There's something else you have to shop for besides a rate: That's a risk classification. The best rates go to drivers with good records, generally known as preferred risks--but in recent years, it has been tough to make the grade. Insurers were demoting drivers with minor violations To the standard-risk category, where coverage can cost 30 to 60 percent more. Drivers formerly slotted as low-standard risks were tossed into the nonstandard pool. Dropping people down in class meant higher profits for insurers, even when rates stayed the same.

Insurers use elaborate computer programs to calculate risk, factoring in not only a driver's age, driving record, type of ear, and number of past accidents, but also her credit history and whether she has a cell phone in her car. (To paraphrase the old saying, Stay alive, don't phone and drive.)

Many insurers are starting to reclassify people back up, says Robert Wallach, head of The Robert Plan Corporation in Bethpage, NY. Here's how he describes the risk categories today: preferred--no underage drivers in the family, no high-performance vehicles (like sports cars), no accidents, maybe one violation; standard--a young driver in the family, a slightly higher-performance car, maybe a single accident, one other violation; nonstandard--teenage driver, tickets, accidents.

But insurers differ in how they evaluate risk.

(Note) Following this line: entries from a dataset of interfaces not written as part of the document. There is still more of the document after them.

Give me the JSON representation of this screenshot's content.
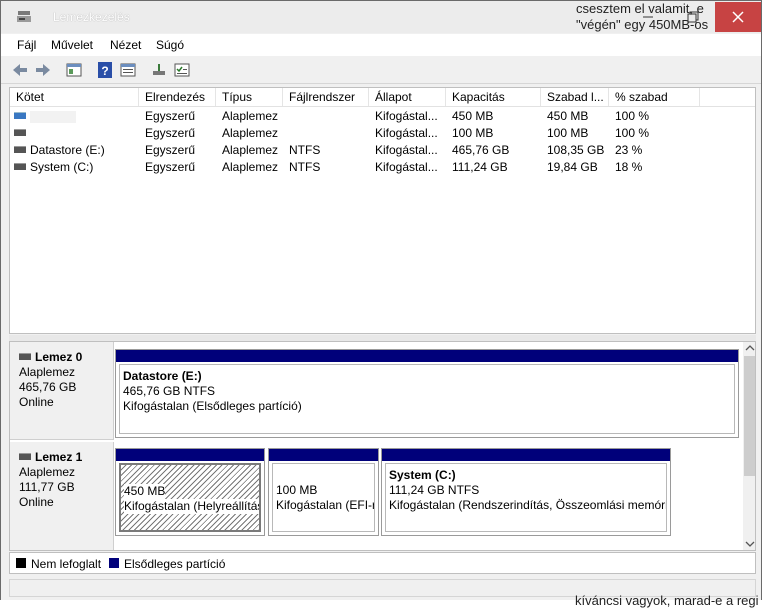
{
  "window": {
    "title": "Lemezkezelés",
    "background_text_line1": "csesztem el valamit, e",
    "background_text_line2": "\"végén\" egy 450MB-os",
    "bottom_text": "kíváncsi vagyok, marad-e a regi"
  },
  "menu": [
    "Fájl",
    "Művelet",
    "Nézet",
    "Súgó"
  ],
  "columns": [
    "Kötet",
    "Elrendezés",
    "Típus",
    "Fájlrendszer",
    "Állapot",
    "Kapacitás",
    "Szabad l...",
    "% szabad"
  ],
  "volumes": [
    {
      "name": "",
      "layout": "Egyszerű",
      "type": "Alaplemez",
      "fs": "",
      "status": "Kifogástal...",
      "capacity": "450 MB",
      "free": "450 MB",
      "pct": "100 %"
    },
    {
      "name": "",
      "layout": "Egyszerű",
      "type": "Alaplemez",
      "fs": "",
      "status": "Kifogástal...",
      "capacity": "100 MB",
      "free": "100 MB",
      "pct": "100 %"
    },
    {
      "name": "Datastore (E:)",
      "layout": "Egyszerű",
      "type": "Alaplemez",
      "fs": "NTFS",
      "status": "Kifogástal...",
      "capacity": "465,76 GB",
      "free": "108,35 GB",
      "pct": "23 %"
    },
    {
      "name": "System (C:)",
      "layout": "Egyszerű",
      "type": "Alaplemez",
      "fs": "NTFS",
      "status": "Kifogástal...",
      "capacity": "111,24 GB",
      "free": "19,84 GB",
      "pct": "18 %"
    }
  ],
  "disk0": {
    "name": "Lemez 0",
    "type": "Alaplemez",
    "size": "465,76 GB",
    "state": "Online",
    "p1_title": "Datastore  (E:)",
    "p1_size": "465,76 GB NTFS",
    "p1_status": "Kifogástalan (Elsődleges partíció)"
  },
  "disk1": {
    "name": "Lemez 1",
    "type": "Alaplemez",
    "size": "111,77 GB",
    "state": "Online",
    "p1_size": "450 MB",
    "p1_status": "Kifogástalan (Helyreállítás",
    "p2_size": "100 MB",
    "p2_status": "Kifogástalan (EFI-re",
    "p3_title": "System  (C:)",
    "p3_size": "111,24 GB NTFS",
    "p3_status": "Kifogástalan (Rendszerindítás, Összeomlási memória"
  },
  "legend": {
    "unallocated": "Nem lefoglalt",
    "primary": "Elsődleges partíció"
  },
  "colors": {
    "primary_partition": "#00007a",
    "close_button": "#c74343"
  }
}
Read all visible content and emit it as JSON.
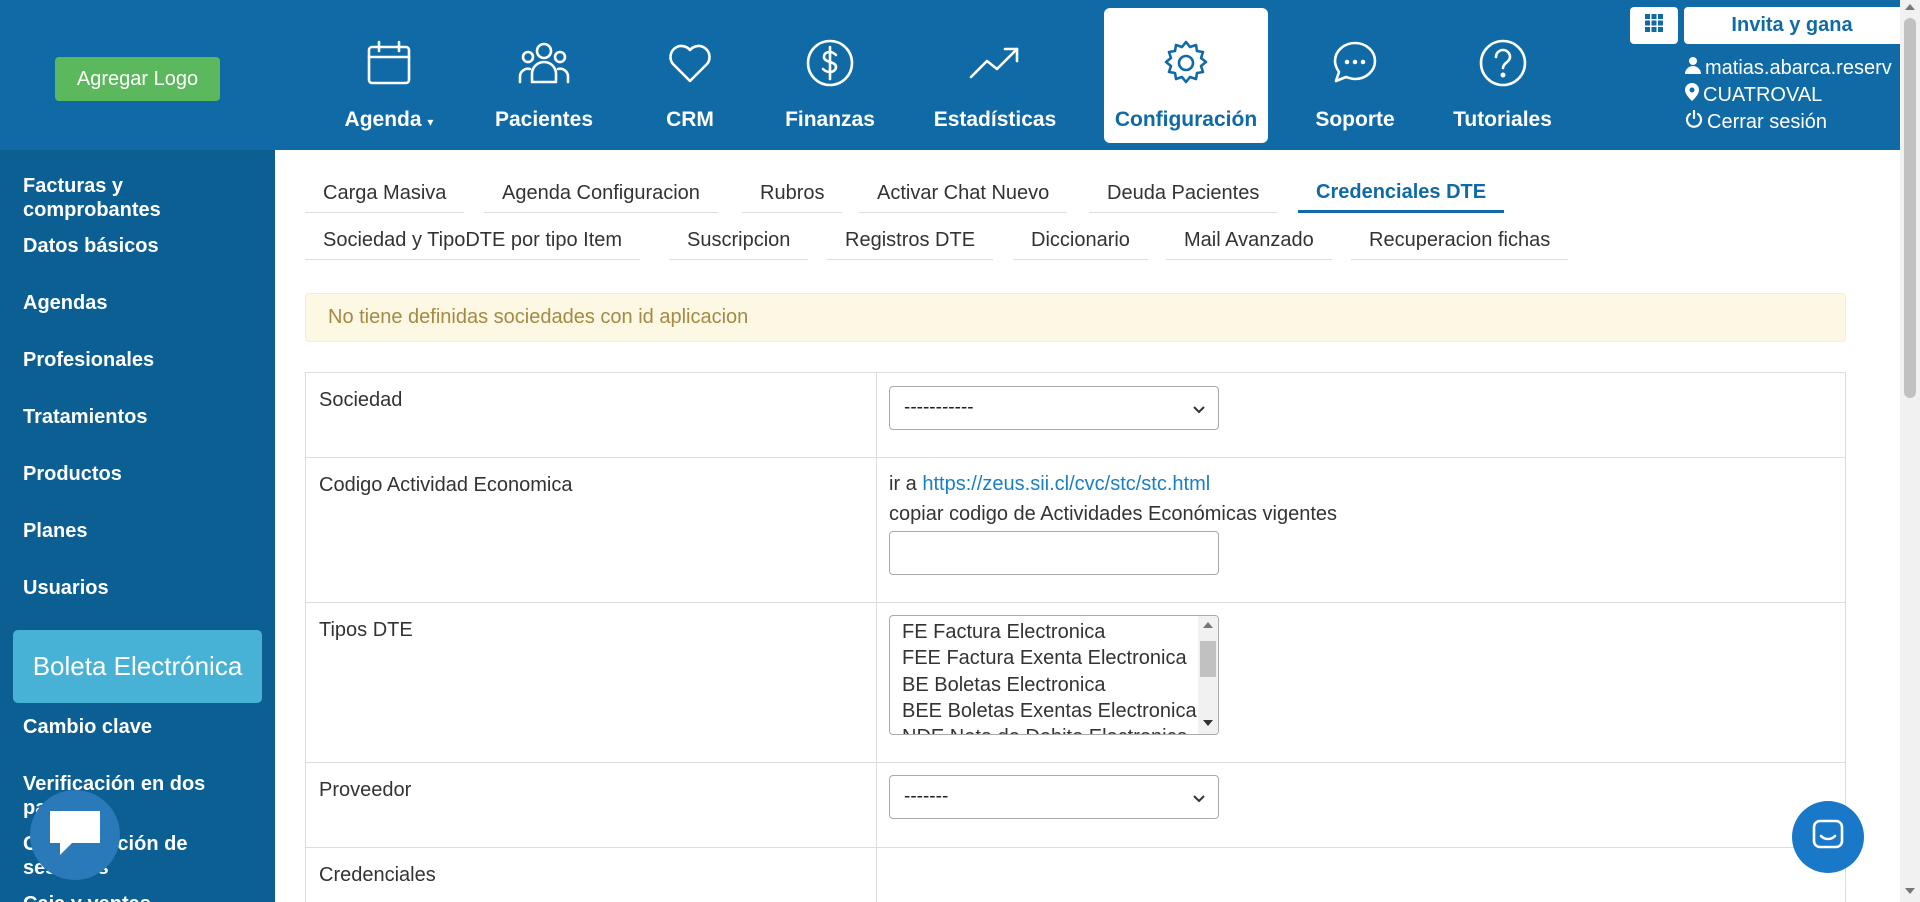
{
  "header": {
    "logo_button": "Agregar Logo",
    "nav": [
      {
        "label": "Agenda",
        "icon": "calendar-icon",
        "dropdown": true
      },
      {
        "label": "Pacientes",
        "icon": "users-icon"
      },
      {
        "label": "CRM",
        "icon": "heart-icon"
      },
      {
        "label": "Finanzas",
        "icon": "dollar-icon"
      },
      {
        "label": "Estadísticas",
        "icon": "trend-icon"
      },
      {
        "label": "Configuración",
        "icon": "gear-icon",
        "active": true
      },
      {
        "label": "Soporte",
        "icon": "chat-icon"
      },
      {
        "label": "Tutoriales",
        "icon": "question-icon"
      }
    ],
    "invite_button": "Invita y gana",
    "user": "matias.abarca.reserv",
    "location": "CUATROVAL",
    "logout": "Cerrar sesión"
  },
  "sidebar": {
    "items": [
      "Facturas y comprobantes",
      "Datos básicos",
      "Agendas",
      "Profesionales",
      "Tratamientos",
      "Productos",
      "Planes",
      "Usuarios",
      "Cambio clave",
      "Verificación en dos pasos",
      "Configuración de sesiones",
      "Caja y ventas"
    ],
    "highlight_button": "Boleta Electrónica"
  },
  "tabs": {
    "row1": [
      "Carga Masiva",
      "Agenda Configuracion",
      "Rubros",
      "Activar Chat Nuevo",
      "Deuda Pacientes",
      "Credenciales DTE"
    ],
    "row2": [
      "Sociedad y TipoDTE por tipo Item",
      "Suscripcion",
      "Registros DTE",
      "Diccionario",
      "Mail Avanzado",
      "Recuperacion fichas"
    ],
    "active": "Credenciales DTE"
  },
  "alert": "No tiene definidas sociedades con id aplicacion",
  "form": {
    "sociedad": {
      "label": "Sociedad",
      "value": "-----------"
    },
    "codigo": {
      "label": "Codigo Actividad Economica",
      "prefix": "ir a",
      "link": "https://zeus.sii.cl/cvc/stc/stc.html",
      "instruction": "copiar codigo de Actividades Económicas vigentes",
      "value": ""
    },
    "tipos": {
      "label": "Tipos DTE",
      "options": [
        "FE Factura Electronica",
        "FEE Factura Exenta Electronica",
        "BE Boletas Electronica",
        "BEE Boletas Exentas Electronica",
        "NDE Nota de Debito Electronica"
      ]
    },
    "proveedor": {
      "label": "Proveedor",
      "value": "-------"
    },
    "credenciales": {
      "label": "Credenciales"
    }
  },
  "colors": {
    "primary": "#0f6aa6",
    "sidebar": "#0c5f93",
    "logo_button": "#5cb85c",
    "highlight": "#47b2d6"
  }
}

Always ask how you're classified. A good driver offered a standard-risk policy should look elsewhere. Some other insurer might put you on its preferred list.

Those identified as nonstandard risks, including people in state high-risk pools, should also shop around. In past years, you might have landed in this category after a couple of accidents, or even just a couple of speeding tickets. Now you're more likely to be accepted as a standard risk. Your premium will still be relatively high, but not as high as before.

To find lower rates, call an independent insurance agent and ask her to shop for you; check with companies like State Farm that sell through their own agents; or call insurers that sell by phone and mail (such as Geico Direct at 800-8413000, in all states except Massachusetts and New Jersey; Progressive at 800-AUTO PRO, in all states except Massachusetts, New Jersey, and South Carolina; or Reliance-Direct, 800-619-1600, in a number of states). If you apply for new insurance, hang on to your current policy until you're sure the new company has accepted you (up to 60 days).

Also ask the insurer about any discounts you might qualify for. There might be price breaks for: nonsmokers, graduates of defensive-driving courses, senior citizens, students with good grades, families whose teenage drivers attend school more than 100 miles away (so they can't get at the car!), low-mileage cars, cars with air bags or scat belts that wrap around automatically, cars with four-wheel antilock-braking systems, and cars with built-in antitheft devices.

Some other ways to lower your rate:

  • Tell your insurance company or agent about any changes in your life that affect risk. You should pay less when the young driver in your family graduates and leaves home, or when you retire and stop using your car for commuting.
  • Raise the deductible on your collision insurance from $250 to $500, or from $500 to $1,000. Odds are, you'll save more in premiums than you'll ever pay out of pocket for collision costs.
  • Buy a car that's cheap to repair. Your insurance agent can tell you which cars are money-eaters and which aren't.
  • Insure all your cars with the same company, and buy your homeowner's or tenant's insurance there too.
  • Share your car with your teenager. When teens have their own cars, or drive yours more than half the time, they're considered principal drivers and cost more to insure.


By Jane Bryant Quinn and Kate O''Brien Ahlers